• [Dataset extract]:
########################################

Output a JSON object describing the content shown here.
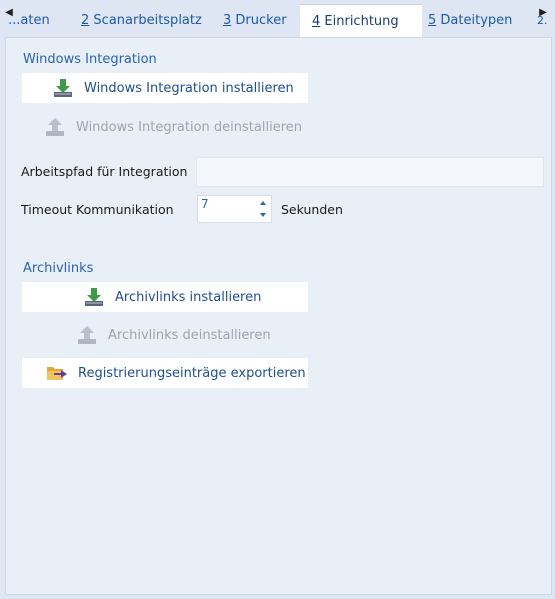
{
  "tabs": [
    {
      "key": "",
      "label": "...aten"
    },
    {
      "key": "2",
      "label": " Scanarbeitsplatz"
    },
    {
      "key": "3",
      "label": " Drucker"
    },
    {
      "key": "4",
      "label": " Einrichtung"
    },
    {
      "key": "5",
      "label": " Dateitypen"
    }
  ],
  "tab_overflow": "2.",
  "windows_integration": {
    "title": "Windows Integration",
    "install_label": "Windows Integration installieren",
    "uninstall_label": "Windows Integration deinstallieren"
  },
  "fields": {
    "work_path_label": "Arbeitspfad für Integration",
    "work_path_value": "",
    "timeout_label": "Timeout Kommunikation",
    "timeout_value": "7",
    "timeout_unit": "Sekunden"
  },
  "archivlinks": {
    "title": "Archivlinks",
    "install_label": "Archivlinks installieren",
    "uninstall_label": "Archivlinks deinstallieren",
    "export_label": "Registrierungseinträge exportieren"
  },
  "colors": {
    "accent": "#2a63b0",
    "install_icon": "#3f9a4a",
    "disabled": "#9aa5b3",
    "export_icon": "#e0a93a"
  }
}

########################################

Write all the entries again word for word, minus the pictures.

• [Response area]:
Output a JSON object describing the content shown here.
{
  "tabs": [
    {
      "key": "",
      "label": "...aten"
    },
    {
      "key": "2",
      "label": " Scanarbeitsplatz"
    },
    {
      "key": "3",
      "label": " Drucker"
    },
    {
      "key": "4",
      "label": " Einrichtung"
    },
    {
      "key": "5",
      "label": " Dateitypen"
    }
  ],
  "tab_overflow": "2.",
  "windows_integration": {
    "title": "Windows Integration",
    "install_label": "Windows Integration installieren",
    "uninstall_label": "Windows Integration deinstallieren"
  },
  "fields": {
    "work_path_label": "Arbeitspfad für Integration",
    "work_path_value": "",
    "timeout_label": "Timeout Kommunikation",
    "timeout_value": "7",
    "timeout_unit": "Sekunden"
  },
  "archivlinks": {
    "title": "Archivlinks",
    "install_label": "Archivlinks installieren",
    "uninstall_label": "Archivlinks deinstallieren",
    "export_label": "Registrierungseinträge exportieren"
  },
  "colors": {
    "accent": "#2a63b0",
    "install_icon": "#3f9a4a",
    "disabled": "#9aa5b3",
    "export_icon": "#e0a93a"
  }
}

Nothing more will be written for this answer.